Rumor has it that Phil once kicked a hole in the kitchen wall of the Sbarra residence following the second of two blocked punts by Joe’s Green Bay Packers. I am told that the Sbarra-version of Lambeau Field was thereafter moved to an undisclosed location. A few years later, Phil was hired as a security guard, responsible for protecting property. Fortunately, his background check failed to disclose his past act of vandalism and expulsion from the Sbarra household.
I would like to tell you that playing Strat-O-Matic football brought with it a certain stature in life, a series of lessons that built character and developed a sense of manhood. While slightly older and braver young men went off to war and fought valiantly in the jungles of Vietnam, the five of us battled over a game board, player cards, and the statistical probabilities of dice rolls. It was a test of wills between an eclectic group of neighborhood friends in central New Jersey, each seeking bragging rights in what seemed at the time a very important matter.
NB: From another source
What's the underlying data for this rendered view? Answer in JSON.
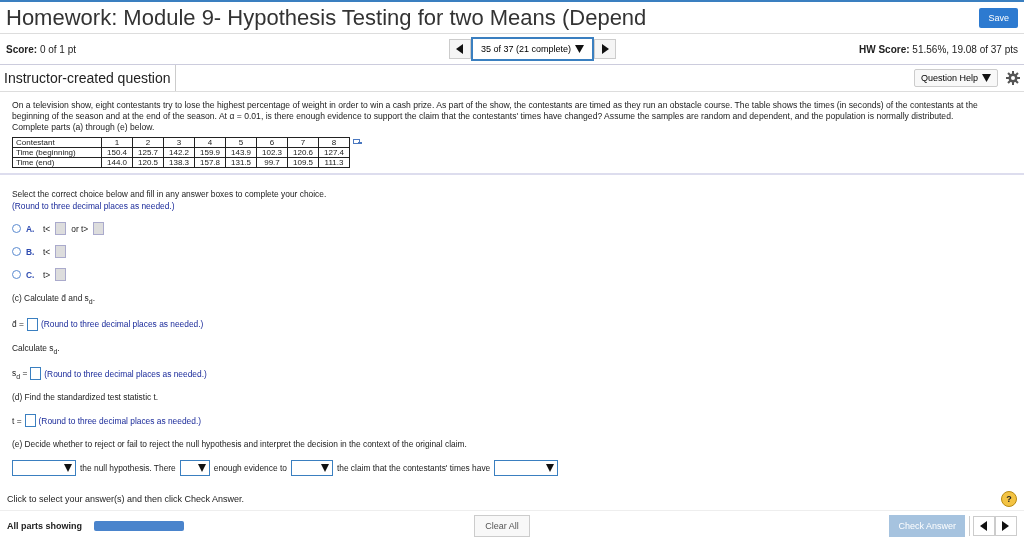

With the passing of time comes perspective. “There are no days more full, than those we go back to,” wrote Colum McCann. There are days still when I long for the simple joys of playing a game with impractical seriousness. I have traveled far from the zany days of my youth, when life’s successes and failures were measured in part by a football board game, player cards, and a roll of the dice. It seems silly now, but I treasure the memories. Whenever I speak with or visit my former Strat football opponents, we inevitably re-live the controversial, funny, and heart wrenching moments of past games. I am forever grateful to Strat-O-Matic for allowing me to have been irrational and passionate about something so insignificant, yet which seemed at the time so momentous. “What was our life like?” ponders Richard Ford in The Sportswriter. “I almost don’t remember now. Though I remember it, the space of time it occupied. And I remember it fondly.”